The BCR has also marked itself as a victim of threats.

“On one hand, administration will take down flyers that are deemed offensive, and on the other hand, administration turns a blind eye to repeated, targeted attacks on a particular group,” said Chiara. “The absolute hypocrisy of condemnation of free expression at the very home of the Free Speech Movement is frightening.

It is clear that these recent events have incited bias toward each group, a fact that will remain constant in political and social discourse as a sheer product of human interaction. This is something that we as Berkeley students cannot control. We can, however, take control over the conversation.

That there is a hypocrisy in free expression on our campus, that is clear.
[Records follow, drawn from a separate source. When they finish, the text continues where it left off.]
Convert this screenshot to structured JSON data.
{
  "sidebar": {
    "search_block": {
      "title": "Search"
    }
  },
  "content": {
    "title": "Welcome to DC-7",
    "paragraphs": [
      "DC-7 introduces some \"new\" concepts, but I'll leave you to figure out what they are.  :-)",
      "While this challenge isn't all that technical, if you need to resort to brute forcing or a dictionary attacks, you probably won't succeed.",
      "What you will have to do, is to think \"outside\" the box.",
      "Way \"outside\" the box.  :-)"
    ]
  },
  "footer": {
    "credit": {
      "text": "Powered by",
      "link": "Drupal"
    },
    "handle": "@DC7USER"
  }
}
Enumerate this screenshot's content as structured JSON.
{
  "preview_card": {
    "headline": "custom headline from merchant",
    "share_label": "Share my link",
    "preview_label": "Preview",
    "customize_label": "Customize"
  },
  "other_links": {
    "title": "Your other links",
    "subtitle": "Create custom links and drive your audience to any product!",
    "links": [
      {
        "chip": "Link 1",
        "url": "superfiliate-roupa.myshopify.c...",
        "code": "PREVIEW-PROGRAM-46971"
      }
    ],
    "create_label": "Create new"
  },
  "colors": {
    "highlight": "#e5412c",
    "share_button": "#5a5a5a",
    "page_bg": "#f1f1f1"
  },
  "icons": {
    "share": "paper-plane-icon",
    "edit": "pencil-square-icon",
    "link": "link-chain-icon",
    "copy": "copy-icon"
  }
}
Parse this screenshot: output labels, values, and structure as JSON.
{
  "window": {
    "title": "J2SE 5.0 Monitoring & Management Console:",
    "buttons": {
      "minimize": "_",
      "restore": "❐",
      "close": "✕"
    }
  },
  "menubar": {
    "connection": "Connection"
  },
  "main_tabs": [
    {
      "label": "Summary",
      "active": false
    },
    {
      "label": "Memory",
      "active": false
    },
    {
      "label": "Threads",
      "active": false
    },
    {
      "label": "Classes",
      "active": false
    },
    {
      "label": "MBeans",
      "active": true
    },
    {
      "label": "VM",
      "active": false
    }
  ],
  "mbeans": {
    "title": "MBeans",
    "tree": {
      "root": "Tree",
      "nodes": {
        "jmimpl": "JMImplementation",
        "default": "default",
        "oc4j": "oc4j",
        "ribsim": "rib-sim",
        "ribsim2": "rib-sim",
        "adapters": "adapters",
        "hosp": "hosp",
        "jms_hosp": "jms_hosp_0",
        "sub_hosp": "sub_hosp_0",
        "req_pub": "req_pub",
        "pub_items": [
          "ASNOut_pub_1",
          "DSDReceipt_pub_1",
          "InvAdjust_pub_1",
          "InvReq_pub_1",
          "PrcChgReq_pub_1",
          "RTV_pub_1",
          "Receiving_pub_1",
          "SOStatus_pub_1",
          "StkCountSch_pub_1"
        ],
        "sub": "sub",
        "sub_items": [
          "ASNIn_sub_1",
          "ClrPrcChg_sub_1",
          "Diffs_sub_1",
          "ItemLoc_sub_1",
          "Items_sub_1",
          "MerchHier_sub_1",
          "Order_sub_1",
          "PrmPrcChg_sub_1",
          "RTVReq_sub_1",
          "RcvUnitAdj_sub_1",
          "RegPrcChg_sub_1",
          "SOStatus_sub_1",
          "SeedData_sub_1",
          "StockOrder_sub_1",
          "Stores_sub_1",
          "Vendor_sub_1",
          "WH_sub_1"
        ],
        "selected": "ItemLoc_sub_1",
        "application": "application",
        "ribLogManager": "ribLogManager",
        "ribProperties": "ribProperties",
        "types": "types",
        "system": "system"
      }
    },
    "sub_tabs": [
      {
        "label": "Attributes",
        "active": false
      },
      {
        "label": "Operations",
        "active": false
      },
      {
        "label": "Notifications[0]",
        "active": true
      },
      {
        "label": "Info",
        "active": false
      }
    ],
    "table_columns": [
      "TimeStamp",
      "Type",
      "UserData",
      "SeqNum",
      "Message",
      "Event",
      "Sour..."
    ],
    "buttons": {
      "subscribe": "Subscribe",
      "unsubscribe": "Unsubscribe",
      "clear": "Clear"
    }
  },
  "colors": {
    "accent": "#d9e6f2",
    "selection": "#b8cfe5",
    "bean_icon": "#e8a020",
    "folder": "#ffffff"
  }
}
U.S. President Barack Obama alluded to this issue in a comment regarding the politically correct.

“I don’t agree that you, when you become students at colleges, have to be coddled and protected from different points of view. I think you should be able to — anybody who comes to speak to you and you disagree with — you should have an argument with them,” said Obama during a town hall on education issues in Iowa last year.

In order to sustain this freedom and the productive discourse that follows, we should be able to participate with each other in a reflective manner that presents our perspectives and views, regardless of political and social status.

But this can prove difficult in a climate where a presidential nominee creates a dialogue that purportedly incites division and action based on prejudice.

“The current political climate has me fearing for more than just my freedom of speech, it has me fearing for my life. Neither Trump or Hillary Clinton reflect my values so, for the first time ever, I’m glad I can’t vote,” said Prieto. “It’s just becoming harder, given that I’m beginning to fear that being so public about my status can place my family in danger.”

Freedom of speech is not freedom to incite hate or danger. Divisive rhetoric by a divisive candidate only contributes to this cycle of misunderstanding.

Regardless of our access to speech, we need to also acknowledge how we are using it and which ideologies we are promoting. A fair response in public discourse is not an attack, it’s an exacting practice of the ideals we fight for every day. Our rights to expression do not absolve the responsibility that we as Berkeley students hold in our legacy as heirs to the movements of social justice.

“I practice my freedom of speech at Berkeley every time I fight for my existence here as an undocumented immigrant. Unfortunately, that often comes at the price of being the target to hate speech and threats of me or my family being reported to ICE.”

Think, reflect, act. Act peacefully and in just cause. Respect the communities your language is directed toward and carefully disseminate the information you receive. Let us once again serve as a representation for this country. We as a student body are better than the violent Trump rallies and are better than aggressive street protests.

How do we, in this day and age, in the never-ending conservative versus liberal media agenda fight to reclaim our story? Unfortunately, I don’t have the answer, and I don’t think anyone has the one solution. I do know, however, that we are privileged to have access to the No. 1 public school education in the country. An education that, because of the Free Speech Movement, intersects academia with social justice at every possible turn.

The students before us fought for our freedom of speech, so let’s use it to create productive discourses that will aid us as the next generation of UC Berkeley students who strive for social reformation. Let’s take the story back.

Elaina Provencio is a writer for the Weekender. Contact her at [email protected]